- [Exercise]: Working from the listing below, set down every line exactly.

- [Task inputs]:
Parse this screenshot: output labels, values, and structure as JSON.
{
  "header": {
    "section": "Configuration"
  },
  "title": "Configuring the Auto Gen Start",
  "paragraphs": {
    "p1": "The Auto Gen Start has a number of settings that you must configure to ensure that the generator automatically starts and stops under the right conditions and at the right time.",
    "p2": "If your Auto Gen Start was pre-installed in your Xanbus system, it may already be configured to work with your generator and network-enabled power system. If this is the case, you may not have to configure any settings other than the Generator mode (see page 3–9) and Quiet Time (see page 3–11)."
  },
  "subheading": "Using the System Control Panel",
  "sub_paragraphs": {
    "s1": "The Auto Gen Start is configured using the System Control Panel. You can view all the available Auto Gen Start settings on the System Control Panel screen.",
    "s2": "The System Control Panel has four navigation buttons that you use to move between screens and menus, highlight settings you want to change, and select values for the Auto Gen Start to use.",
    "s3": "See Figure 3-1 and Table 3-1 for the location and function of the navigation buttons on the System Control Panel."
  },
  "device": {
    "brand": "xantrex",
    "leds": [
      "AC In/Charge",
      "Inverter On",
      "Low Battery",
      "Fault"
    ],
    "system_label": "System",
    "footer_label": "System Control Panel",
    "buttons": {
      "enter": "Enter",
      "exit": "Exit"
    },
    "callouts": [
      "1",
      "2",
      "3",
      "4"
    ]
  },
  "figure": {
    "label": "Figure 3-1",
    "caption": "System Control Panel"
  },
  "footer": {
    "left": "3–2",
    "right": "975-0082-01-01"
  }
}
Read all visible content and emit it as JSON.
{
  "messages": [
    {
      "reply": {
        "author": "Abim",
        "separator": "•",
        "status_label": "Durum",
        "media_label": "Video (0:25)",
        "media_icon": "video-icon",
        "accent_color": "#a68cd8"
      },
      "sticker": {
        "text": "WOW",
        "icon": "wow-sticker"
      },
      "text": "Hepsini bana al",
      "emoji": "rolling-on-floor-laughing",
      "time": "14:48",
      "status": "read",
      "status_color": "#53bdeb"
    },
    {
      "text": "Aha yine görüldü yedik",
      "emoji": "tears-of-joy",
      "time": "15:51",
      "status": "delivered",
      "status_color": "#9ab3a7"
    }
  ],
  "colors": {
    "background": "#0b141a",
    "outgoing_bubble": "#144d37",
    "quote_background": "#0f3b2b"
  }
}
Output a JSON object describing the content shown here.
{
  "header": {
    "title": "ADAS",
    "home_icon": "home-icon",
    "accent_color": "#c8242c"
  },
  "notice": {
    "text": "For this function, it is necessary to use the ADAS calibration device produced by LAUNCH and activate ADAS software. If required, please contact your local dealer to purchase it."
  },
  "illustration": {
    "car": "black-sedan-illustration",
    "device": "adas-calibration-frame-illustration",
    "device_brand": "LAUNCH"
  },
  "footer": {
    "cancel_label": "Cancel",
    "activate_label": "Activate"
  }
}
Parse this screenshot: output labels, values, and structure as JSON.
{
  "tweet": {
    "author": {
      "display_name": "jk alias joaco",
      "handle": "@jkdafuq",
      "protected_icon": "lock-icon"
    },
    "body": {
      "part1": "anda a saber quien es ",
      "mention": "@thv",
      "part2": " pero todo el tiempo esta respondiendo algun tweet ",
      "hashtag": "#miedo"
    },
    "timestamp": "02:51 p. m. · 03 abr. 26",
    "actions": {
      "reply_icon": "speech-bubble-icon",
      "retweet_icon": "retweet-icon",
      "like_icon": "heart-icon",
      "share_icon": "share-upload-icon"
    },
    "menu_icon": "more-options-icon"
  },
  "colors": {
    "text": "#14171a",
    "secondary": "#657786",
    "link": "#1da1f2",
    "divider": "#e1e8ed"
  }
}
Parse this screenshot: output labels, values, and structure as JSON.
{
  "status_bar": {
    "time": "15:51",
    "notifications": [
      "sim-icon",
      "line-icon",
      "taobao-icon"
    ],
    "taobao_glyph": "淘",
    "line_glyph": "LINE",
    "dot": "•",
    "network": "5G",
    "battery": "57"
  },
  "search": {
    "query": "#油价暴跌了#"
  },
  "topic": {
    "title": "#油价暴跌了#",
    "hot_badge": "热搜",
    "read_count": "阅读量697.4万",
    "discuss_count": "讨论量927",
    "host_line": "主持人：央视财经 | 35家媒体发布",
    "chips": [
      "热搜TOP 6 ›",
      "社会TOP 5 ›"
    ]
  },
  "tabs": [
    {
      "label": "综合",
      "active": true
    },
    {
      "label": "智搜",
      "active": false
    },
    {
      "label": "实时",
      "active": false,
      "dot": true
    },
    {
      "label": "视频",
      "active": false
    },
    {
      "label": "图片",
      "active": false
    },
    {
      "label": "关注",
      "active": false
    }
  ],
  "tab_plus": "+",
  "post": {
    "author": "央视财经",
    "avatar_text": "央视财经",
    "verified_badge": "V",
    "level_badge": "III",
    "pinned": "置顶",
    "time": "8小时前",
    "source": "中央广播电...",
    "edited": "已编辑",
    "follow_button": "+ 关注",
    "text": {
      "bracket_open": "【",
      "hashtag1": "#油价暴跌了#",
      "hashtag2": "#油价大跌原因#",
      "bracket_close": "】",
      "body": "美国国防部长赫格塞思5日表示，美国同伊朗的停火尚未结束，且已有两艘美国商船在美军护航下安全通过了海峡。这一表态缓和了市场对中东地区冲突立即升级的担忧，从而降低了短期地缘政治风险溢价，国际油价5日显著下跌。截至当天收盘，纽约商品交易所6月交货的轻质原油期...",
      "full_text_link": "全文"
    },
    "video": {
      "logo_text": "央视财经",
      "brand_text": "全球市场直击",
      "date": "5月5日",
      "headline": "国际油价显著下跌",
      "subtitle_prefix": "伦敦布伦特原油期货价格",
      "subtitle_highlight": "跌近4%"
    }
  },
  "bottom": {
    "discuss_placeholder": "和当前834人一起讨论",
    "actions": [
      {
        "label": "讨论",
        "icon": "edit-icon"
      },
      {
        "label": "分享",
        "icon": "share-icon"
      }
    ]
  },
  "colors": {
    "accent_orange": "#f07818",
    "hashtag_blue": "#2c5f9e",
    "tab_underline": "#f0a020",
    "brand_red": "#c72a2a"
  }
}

- [Written response]:
Parse this screenshot: output labels, values, and structure as JSON.
{
  "header": {
    "section": "Configuration"
  },
  "title": "Configuring the Auto Gen Start",
  "paragraphs": {
    "p1": "The Auto Gen Start has a number of settings that you must configure to ensure that the generator automatically starts and stops under the right conditions and at the right time.",
    "p2": "If your Auto Gen Start was pre-installed in your Xanbus system, it may already be configured to work with your generator and network-enabled power system. If this is the case, you may not have to configure any settings other than the Generator mode (see page 3–9) and Quiet Time (see page 3–11)."
  },
  "subheading": "Using the System Control Panel",
  "sub_paragraphs": {
    "s1": "The Auto Gen Start is configured using the System Control Panel. You can view all the available Auto Gen Start settings on the System Control Panel screen.",
    "s2": "The System Control Panel has four navigation buttons that you use to move between screens and menus, highlight settings you want to change, and select values for the Auto Gen Start to use.",
    "s3": "See Figure 3-1 and Table 3-1 for the location and function of the navigation buttons on the System Control Panel."
  },
  "device": {
    "brand": "xantrex",
    "leds": [
      "AC In/Charge",
      "Inverter On",
      "Low Battery",
      "Fault"
    ],
    "system_label": "System",
    "footer_label": "System Control Panel",
    "buttons": {
      "enter": "Enter",
      "exit": "Exit"
    },
    "callouts": [
      "1",
      "2",
      "3",
      "4"
    ]
  },
  "figure": {
    "label": "Figure 3-1",
    "caption": "System Control Panel"
  },
  "footer": {
    "left": "3–2",
    "right": "975-0082-01-01"
  }
}
Read all visible content and emit it as JSON.
{
  "messages": [
    {
      "reply": {
        "author": "Abim",
        "separator": "•",
        "status_label": "Durum",
        "media_label": "Video (0:25)",
        "media_icon": "video-icon",
        "accent_color": "#a68cd8"
      },
      "sticker": {
        "text": "WOW",
        "icon": "wow-sticker"
      },
      "text": "Hepsini bana al",
      "emoji": "rolling-on-floor-laughing",
      "time": "14:48",
      "status": "read",
      "status_color": "#53bdeb"
    },
    {
      "text": "Aha yine görüldü yedik",
      "emoji": "tears-of-joy",
      "time": "15:51",
      "status": "delivered",
      "status_color": "#9ab3a7"
    }
  ],
  "colors": {
    "background": "#0b141a",
    "outgoing_bubble": "#144d37",
    "quote_background": "#0f3b2b"
  }
}
Output a JSON object describing the content shown here.
{
  "header": {
    "title": "ADAS",
    "home_icon": "home-icon",
    "accent_color": "#c8242c"
  },
  "notice": {
    "text": "For this function, it is necessary to use the ADAS calibration device produced by LAUNCH and activate ADAS software. If required, please contact your local dealer to purchase it."
  },
  "illustration": {
    "car": "black-sedan-illustration",
    "device": "adas-calibration-frame-illustration",
    "device_brand": "LAUNCH"
  },
  "footer": {
    "cancel_label": "Cancel",
    "activate_label": "Activate"
  }
}
Parse this screenshot: output labels, values, and structure as JSON.
{
  "tweet": {
    "author": {
      "display_name": "jk alias joaco",
      "handle": "@jkdafuq",
      "protected_icon": "lock-icon"
    },
    "body": {
      "part1": "anda a saber quien es ",
      "mention": "@thv",
      "part2": " pero todo el tiempo esta respondiendo algun tweet ",
      "hashtag": "#miedo"
    },
    "timestamp": "02:51 p. m. · 03 abr. 26",
    "actions": {
      "reply_icon": "speech-bubble-icon",
      "retweet_icon": "retweet-icon",
      "like_icon": "heart-icon",
      "share_icon": "share-upload-icon"
    },
    "menu_icon": "more-options-icon"
  },
  "colors": {
    "text": "#14171a",
    "secondary": "#657786",
    "link": "#1da1f2",
    "divider": "#e1e8ed"
  }
}
Parse this screenshot: output labels, values, and structure as JSON.
{
  "status_bar": {
    "time": "15:51",
    "notifications": [
      "sim-icon",
      "line-icon",
      "taobao-icon"
    ],
    "taobao_glyph": "淘",
    "line_glyph": "LINE",
    "dot": "•",
    "network": "5G",
    "battery": "57"
  },
  "search": {
    "query": "#油价暴跌了#"
  },
  "topic": {
    "title": "#油价暴跌了#",
    "hot_badge": "热搜",
    "read_count": "阅读量697.4万",
    "discuss_count": "讨论量927",
    "host_line": "主持人：央视财经 | 35家媒体发布",
    "chips": [
      "热搜TOP 6 ›",
      "社会TOP 5 ›"
    ]
  },
  "tabs": [
    {
      "label": "综合",
      "active": true
    },
    {
      "label": "智搜",
      "active": false
    },
    {
      "label": "实时",
      "active": false,
      "dot": true
    },
    {
      "label": "视频",
      "active": false
    },
    {
      "label": "图片",
      "active": false
    },
    {
      "label": "关注",
      "active": false
    }
  ],
  "tab_plus": "+",
  "post": {
    "author": "央视财经",
    "avatar_text": "央视财经",
    "verified_badge": "V",
    "level_badge": "III",
    "pinned": "置顶",
    "time": "8小时前",
    "source": "中央广播电...",
    "edited": "已编辑",
    "follow_button": "+ 关注",
    "text": {
      "bracket_open": "【",
      "hashtag1": "#油价暴跌了#",
      "hashtag2": "#油价大跌原因#",
      "bracket_close": "】",
      "body": "美国国防部长赫格塞思5日表示，美国同伊朗的停火尚未结束，且已有两艘美国商船在美军护航下安全通过了海峡。这一表态缓和了市场对中东地区冲突立即升级的担忧，从而降低了短期地缘政治风险溢价，国际油价5日显著下跌。截至当天收盘，纽约商品交易所6月交货的轻质原油期...",
      "full_text_link": "全文"
    },
    "video": {
      "logo_text": "央视财经",
      "brand_text": "全球市场直击",
      "date": "5月5日",
      "headline": "国际油价显著下跌",
      "subtitle_prefix": "伦敦布伦特原油期货价格",
      "subtitle_highlight": "跌近4%"
    }
  },
  "bottom": {
    "discuss_placeholder": "和当前834人一起讨论",
    "actions": [
      {
        "label": "讨论",
        "icon": "edit-icon"
      },
      {
        "label": "分享",
        "icon": "share-icon"
      }
    ]
  },
  "colors": {
    "accent_orange": "#f07818",
    "hashtag_blue": "#2c5f9e",
    "tab_underline": "#f0a020",
    "brand_red": "#c72a2a"
  }
}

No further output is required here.